- [Data shown]:
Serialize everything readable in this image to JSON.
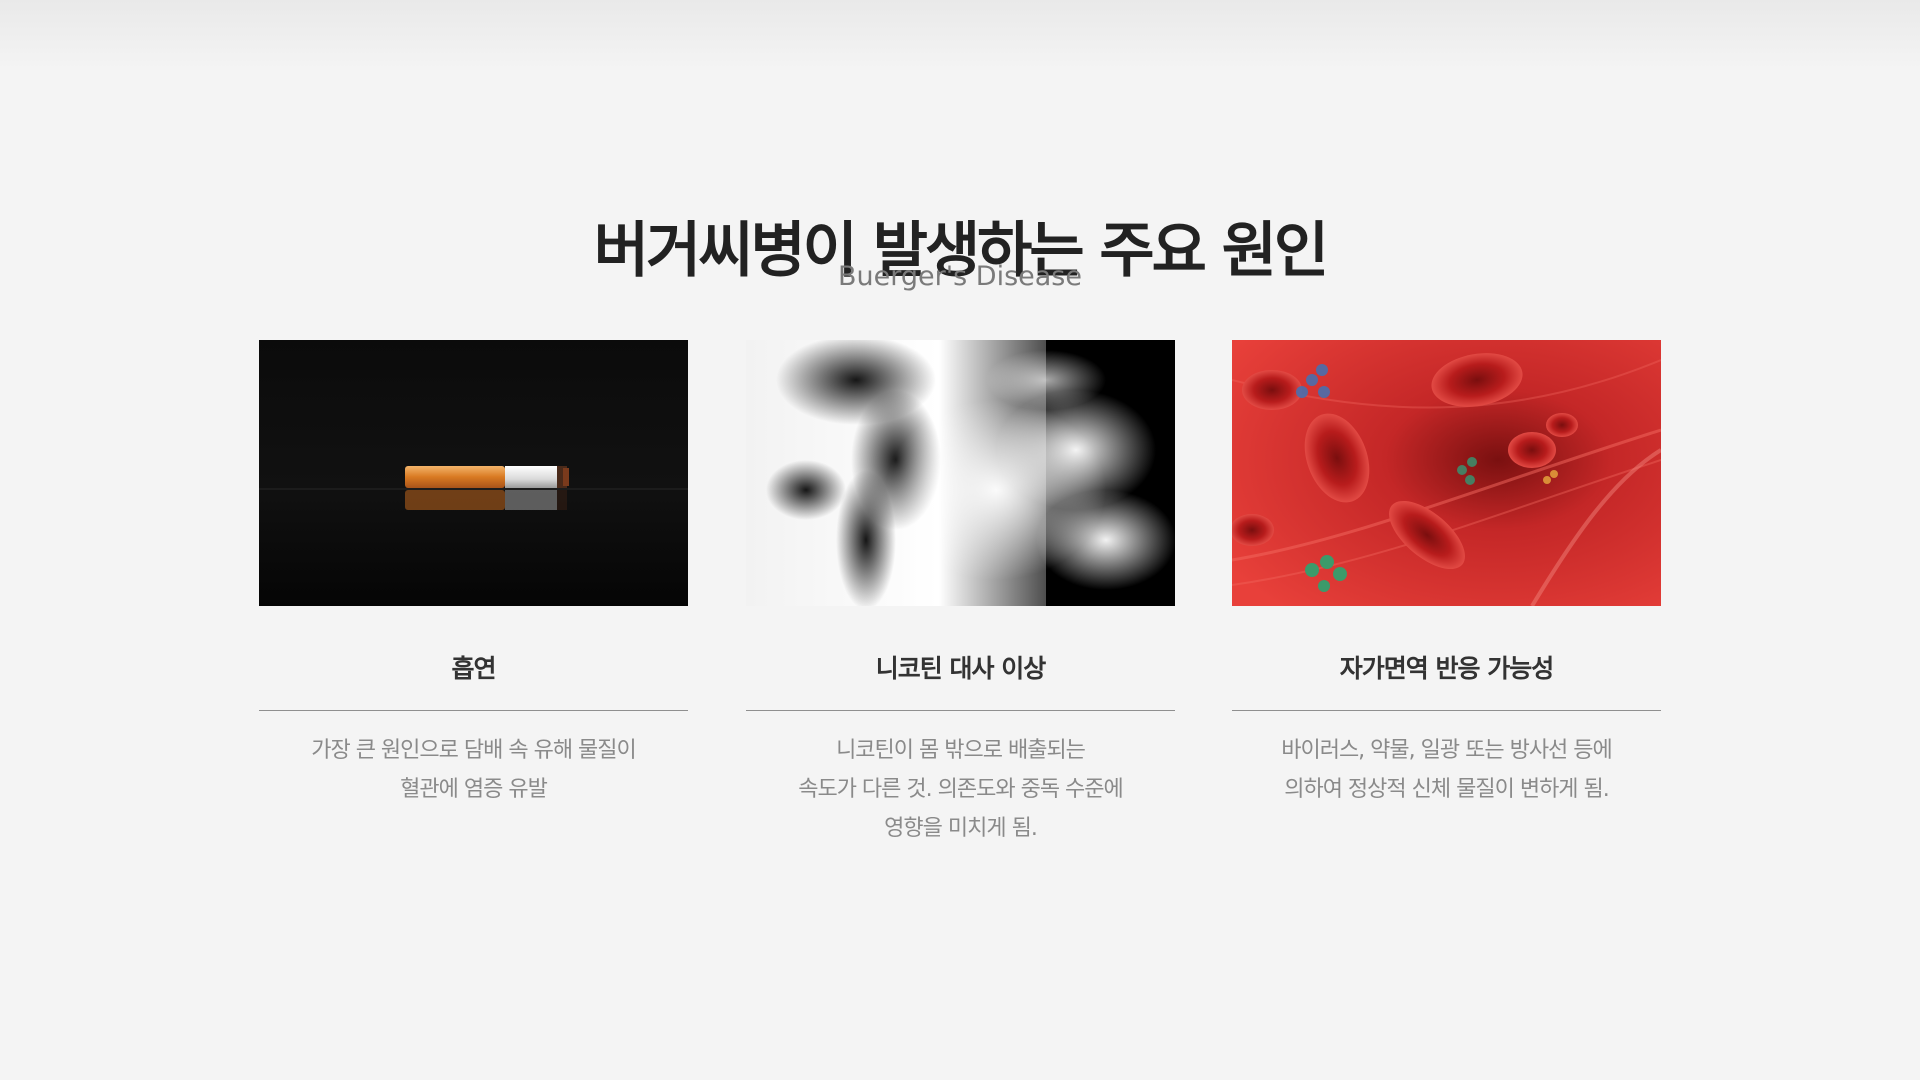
{
  "section": {
    "title": "버거씨병이 발생하는 주요 원인",
    "subtitle": "Buerger's Disease"
  },
  "cards": [
    {
      "image_icon": "cigarette-image",
      "title": "흡연",
      "lines": [
        "가장 큰 원인으로 담배 속 유해 물질이",
        "혈관에 염증 유발"
      ]
    },
    {
      "image_icon": "smoke-image",
      "title": "니코틴 대사 이상",
      "lines": [
        "니코틴이 몸 밖으로 배출되는",
        "속도가 다른 것. 의존도와 중독 수준에",
        "영향을 미치게 됨."
      ]
    },
    {
      "image_icon": "blood-vessel-image",
      "title": "자가면역 반응 가능성",
      "lines": [
        "바이러스, 약물, 일광 또는 방사선 등에",
        "의하여 정상적 신체 물질이 변하게 됨."
      ]
    }
  ],
  "colors": {
    "background": "#f4f4f4",
    "title": "#222222",
    "subtitle": "#7a7a7a",
    "body_text": "#8a8a8a",
    "divider": "#8f8f8f",
    "vessel_red": "#d62f2f"
  }
}
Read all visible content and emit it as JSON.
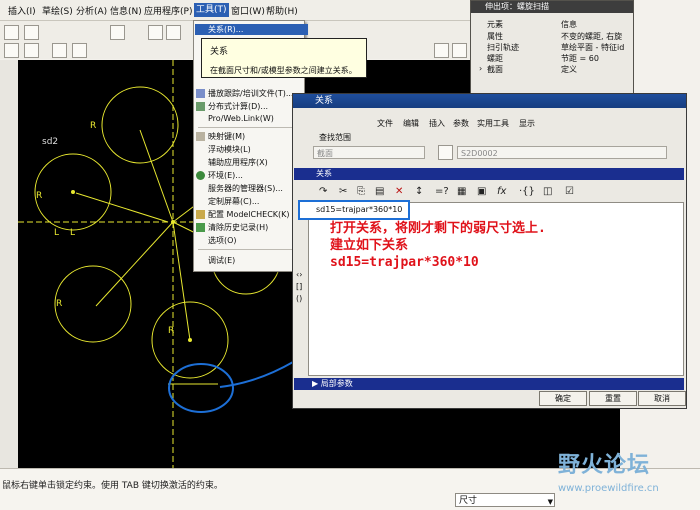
{
  "menubar": {
    "items": [
      "插入(I)",
      "草绘(S)",
      "分析(A)",
      "信息(N)",
      "应用程序(P)",
      "工具(T)",
      "窗口(W)",
      "帮助(H)"
    ],
    "active_index": 5
  },
  "tools_menu": {
    "items": [
      {
        "label": "关系(R)...",
        "highlighted": true
      },
      {
        "label": "播放跟踪/培训文件(T)..."
      },
      {
        "label": "分布式计算(D)..."
      },
      {
        "label": "Pro/Web.Link(W)"
      },
      {
        "label": "映射键(M)"
      },
      {
        "label": "浮动模块(L)"
      },
      {
        "label": "辅助应用程序(X)"
      },
      {
        "label": "环境(E)..."
      },
      {
        "label": "服务器的管理器(S)..."
      },
      {
        "label": "定制屏幕(C)..."
      },
      {
        "label": "配置 ModelCHECK(K)"
      },
      {
        "label": "清除历史记录(H)"
      },
      {
        "label": "选项(O)"
      },
      {
        "label": "调试(E)"
      }
    ]
  },
  "tooltip": {
    "title": "关系",
    "description": "在截面尺寸和/或模型参数之间建立关系。"
  },
  "feature_panel": {
    "title": "伸出项：螺旋扫描",
    "header": [
      "元素",
      "信息"
    ],
    "rows": [
      [
        "属性",
        "不变的螺距, 右旋"
      ],
      [
        "扫引轨迹",
        "草绘平面 - 特征id"
      ],
      [
        "螺距",
        "节距 = 60"
      ],
      [
        "截面",
        "定义"
      ]
    ]
  },
  "dialog": {
    "title": "关系",
    "menu": [
      "文件",
      "编辑",
      "插入",
      "参数",
      "实用工具",
      "显示"
    ],
    "lookin_label": "查找范围",
    "lookin_value": "截面",
    "model_value": "S2D0002",
    "section_header": "关系",
    "relation": "sd15=trajpar*360*10",
    "local_params_label": "局部参数",
    "buttons": {
      "ok": "确定",
      "reset": "重置",
      "cancel": "取消"
    }
  },
  "canvas": {
    "labels": {
      "sd2": "sd2",
      "r": "R",
      "l": "L"
    }
  },
  "annotation": {
    "line1": "打开关系，将刚才剩下的弱尺寸选上.",
    "line2": "建立如下关系",
    "line3": "sd15=trajpar*360*10"
  },
  "status": {
    "message": "鼠标右键单击锁定约束。使用 TAB 键切换激活的约束。",
    "filter": "尺寸"
  },
  "watermark": {
    "text": "野火论坛",
    "url": "www.proewildfire.cn"
  },
  "colors": {
    "sketch": "#e8e830",
    "highlight": "#2b5fb3",
    "annotation": "#e0121a",
    "callout": "#1d6fd6"
  }
}
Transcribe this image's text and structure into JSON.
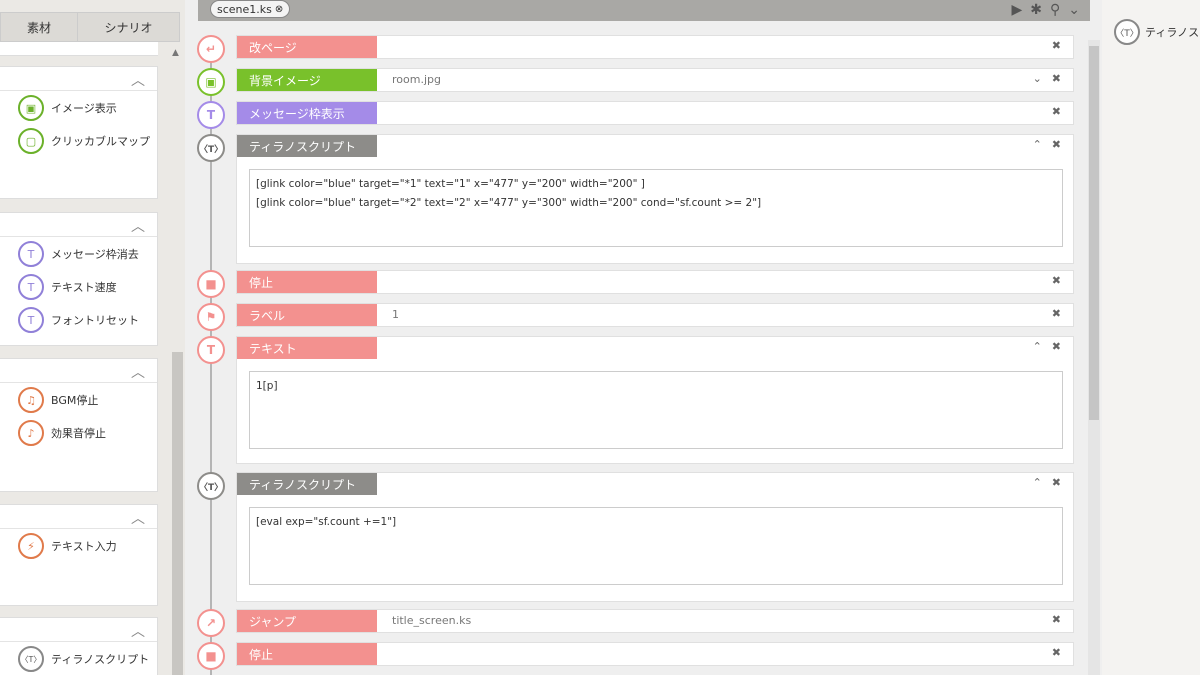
{
  "left_panel": {
    "tabs": [
      "素材",
      "シナリオ"
    ],
    "groups": [
      {
        "items": [
          {
            "label": "イメージ表示",
            "icon": "image-icon"
          },
          {
            "label": "クリッカブルマップ",
            "icon": "frame-icon"
          }
        ]
      },
      {
        "items": [
          {
            "label": "メッセージ枠消去",
            "icon": "text-erase-icon"
          },
          {
            "label": "テキスト速度",
            "icon": "text-speed-icon"
          },
          {
            "label": "フォントリセット",
            "icon": "font-reset-icon"
          }
        ]
      },
      {
        "items": [
          {
            "label": "BGM停止",
            "icon": "bgm-stop-icon"
          },
          {
            "label": "効果音停止",
            "icon": "se-stop-icon"
          }
        ]
      },
      {
        "items": [
          {
            "label": "テキスト入力",
            "icon": "lightning-icon"
          }
        ]
      },
      {
        "items": [
          {
            "label": "ティラノスクリプト",
            "icon": "tyrano-icon"
          }
        ]
      }
    ]
  },
  "editor": {
    "file_tab": "scene1.ks",
    "rows": [
      {
        "tag": "改ページ",
        "value": ""
      },
      {
        "tag": "背景イメージ",
        "value": "room.jpg"
      },
      {
        "tag": "メッセージ枠表示",
        "value": ""
      },
      {
        "tag": "ティラノスクリプト",
        "code": "[glink color=\"blue\" target=\"*1\" text=\"1\" x=\"477\" y=\"200\" width=\"200\" ]\n[glink color=\"blue\" target=\"*2\" text=\"2\" x=\"477\" y=\"300\" width=\"200\" cond=\"sf.count >= 2\"]"
      },
      {
        "tag": "停止",
        "value": ""
      },
      {
        "tag": "ラベル",
        "value": "1"
      },
      {
        "tag": "テキスト",
        "code": "1[p]"
      },
      {
        "tag": "ティラノスクリプト",
        "code": "[eval exp=\"sf.count +=1\"]"
      },
      {
        "tag": "ジャンプ",
        "value": "title_screen.ks"
      },
      {
        "tag": "停止",
        "value": ""
      }
    ]
  },
  "right_panel": {
    "item": "ティラノスクリプト"
  },
  "glyphs": {
    "close": "✖",
    "collapse": "⌃",
    "dropdown": "⌄",
    "caret_up": "︿",
    "tyrano": "〈T〉"
  }
}
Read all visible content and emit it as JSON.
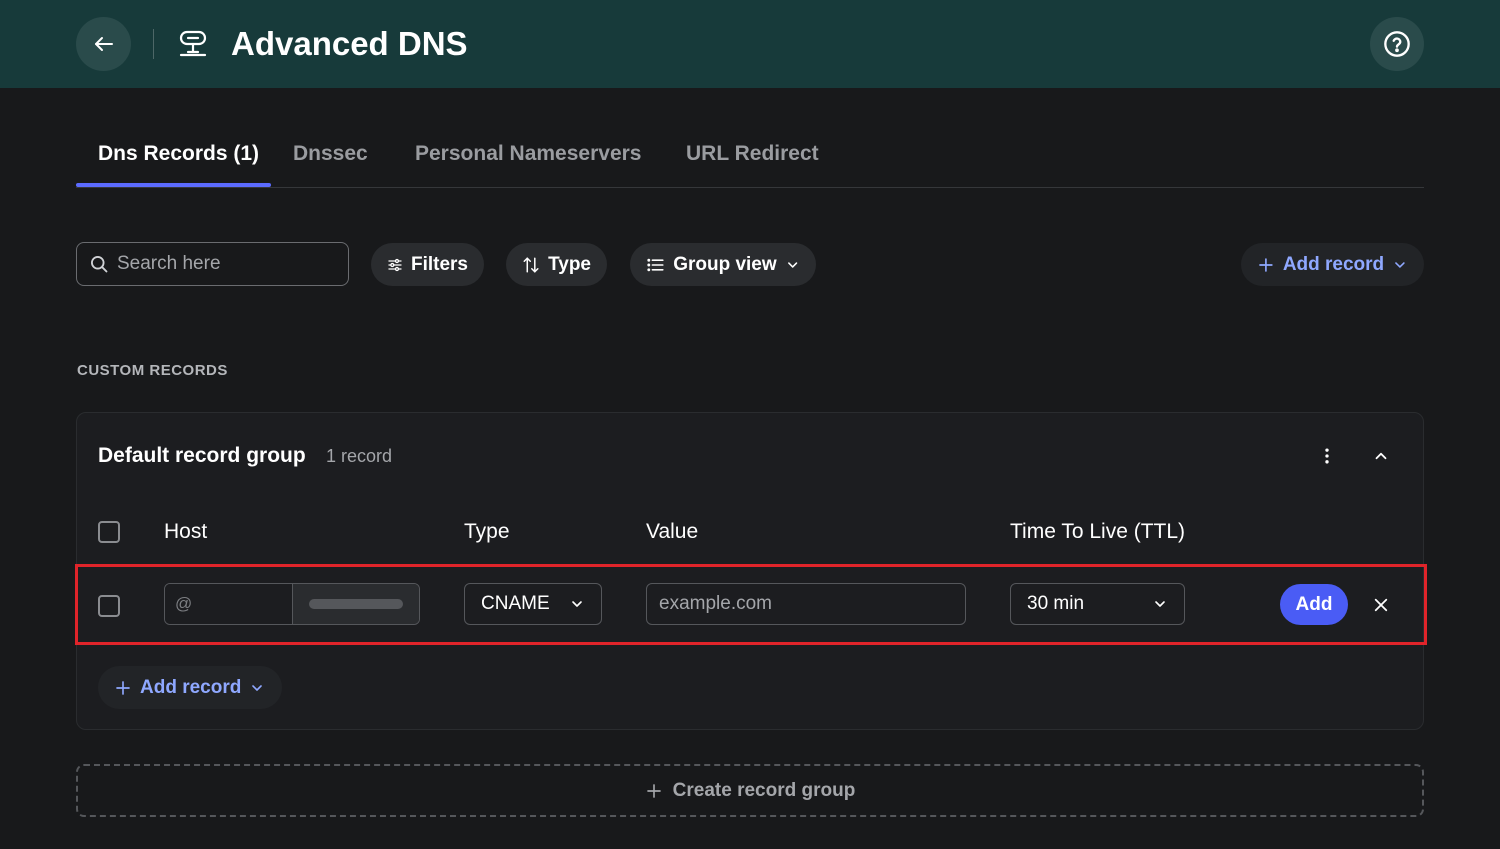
{
  "header": {
    "title": "Advanced DNS",
    "back_icon": "arrow-left-icon",
    "logo_icon": "dns-server-icon",
    "help_icon": "help-circle-icon"
  },
  "tabs": [
    {
      "label": "Dns Records (1)",
      "active": true
    },
    {
      "label": "Dnssec",
      "active": false
    },
    {
      "label": "Personal Nameservers",
      "active": false
    },
    {
      "label": "URL Redirect",
      "active": false
    }
  ],
  "toolbar": {
    "search_placeholder": "Search here",
    "filters_label": "Filters",
    "type_label": "Type",
    "group_view_label": "Group view",
    "add_record_label": "Add record"
  },
  "section": {
    "label": "CUSTOM RECORDS"
  },
  "group": {
    "title": "Default record group",
    "count": "1 record",
    "columns": [
      "Host",
      "Type",
      "Value",
      "Time To Live (TTL)"
    ],
    "new_record": {
      "host_placeholder": "@",
      "type": "CNAME",
      "value_placeholder": "example.com",
      "ttl": "30 min",
      "add_label": "Add"
    },
    "add_record_label": "Add record"
  },
  "create_group_label": "Create record group",
  "colors": {
    "header_bg": "#173a3a",
    "accent": "#5b6bff",
    "add_button": "#4a5cf5",
    "link_blue": "#8fa8ff",
    "highlight": "#e0242a"
  }
}
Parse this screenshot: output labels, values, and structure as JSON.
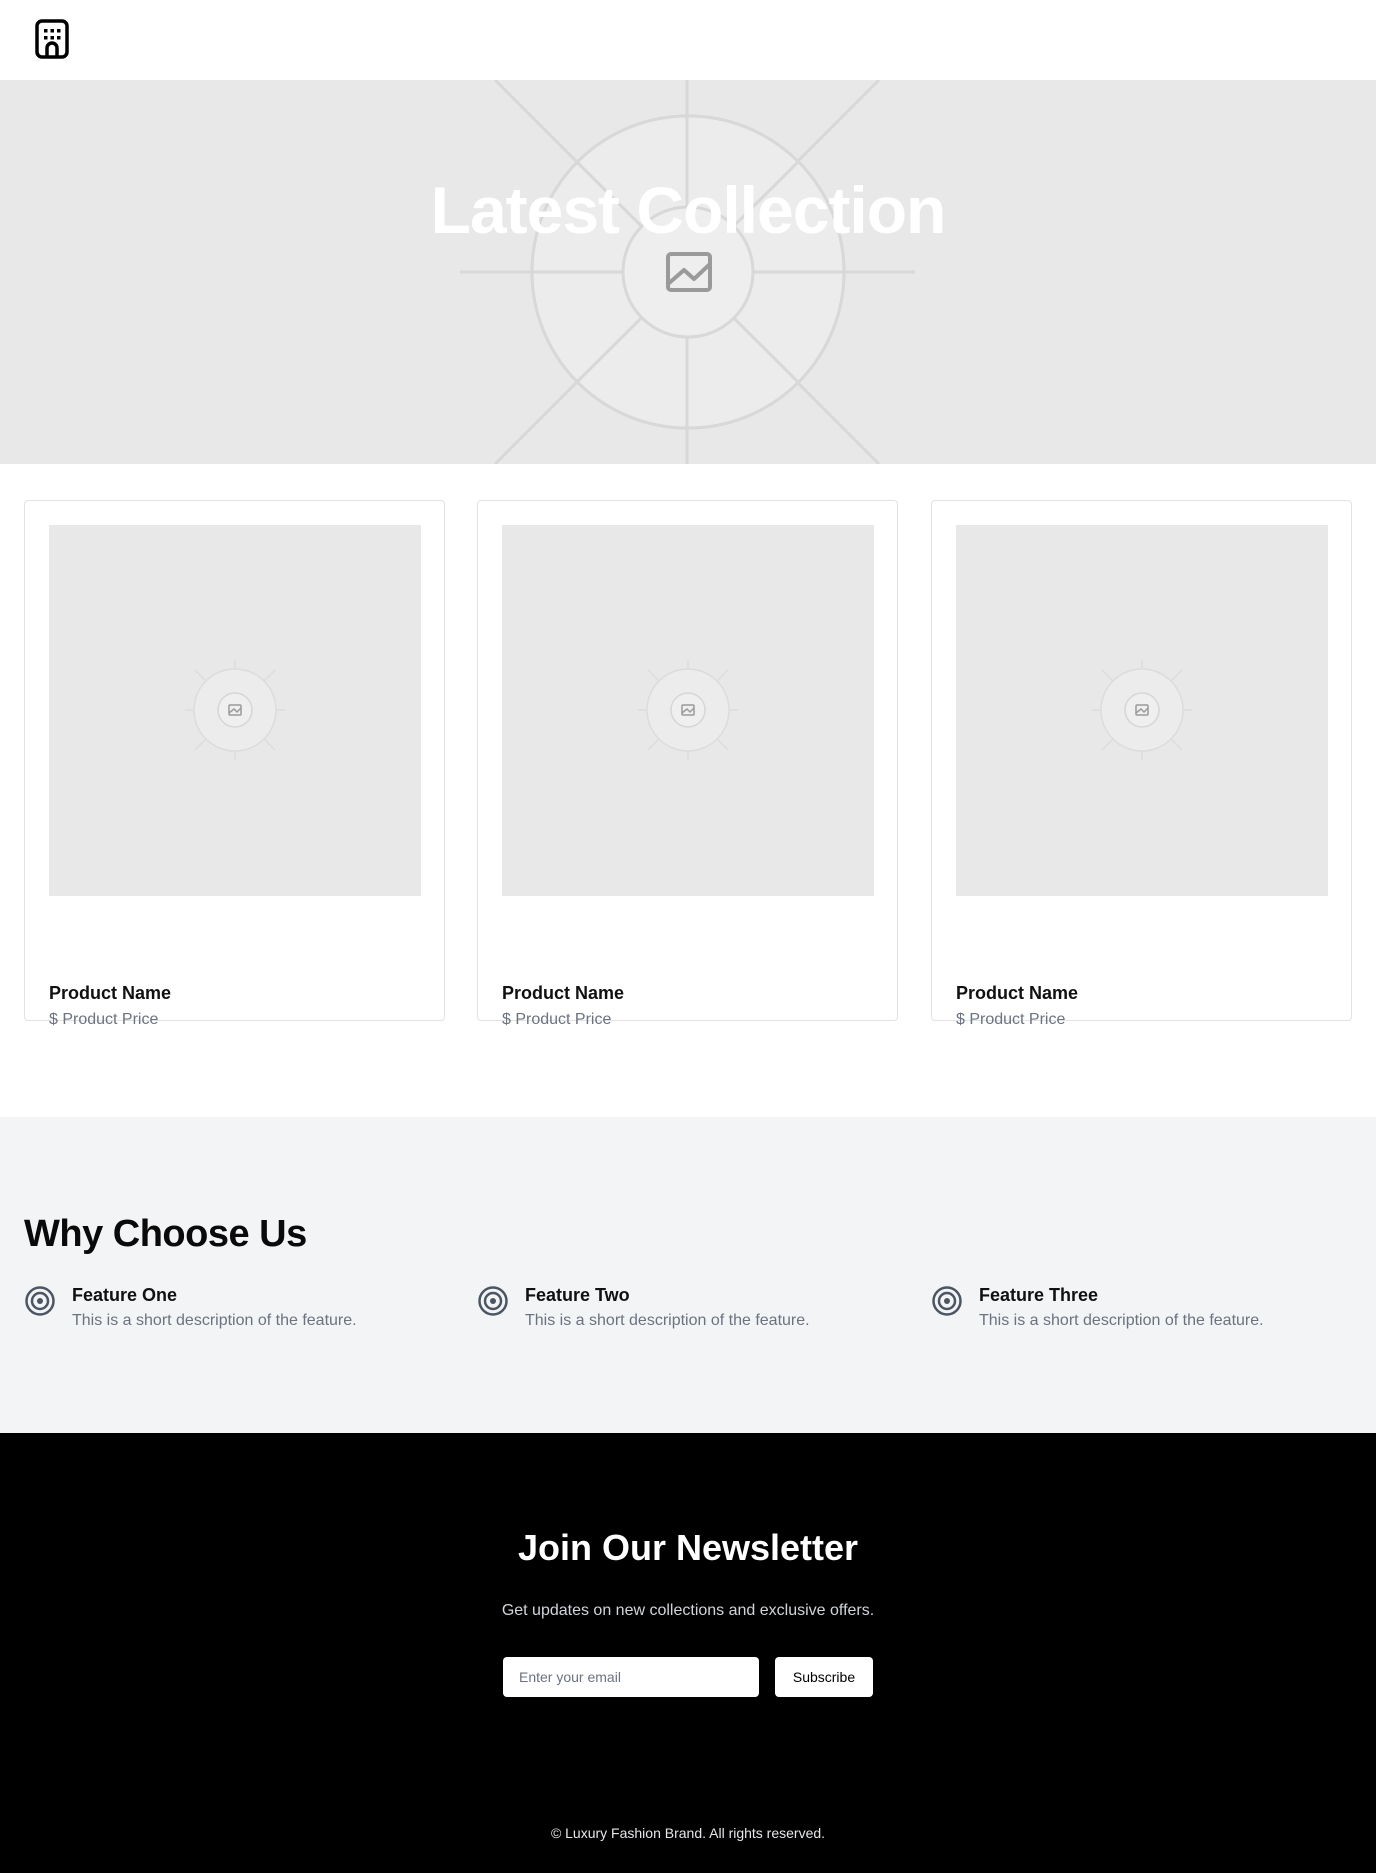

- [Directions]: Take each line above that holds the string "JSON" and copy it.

- [Solution below]:
Serialize everything readable in this image to JSON.
Read all visible content and emit it as JSON.
Transcribe this image's text and structure into JSON.
Read all visible content and emit it as JSON.
Parse this screenshot: output labels, values, and structure as JSON.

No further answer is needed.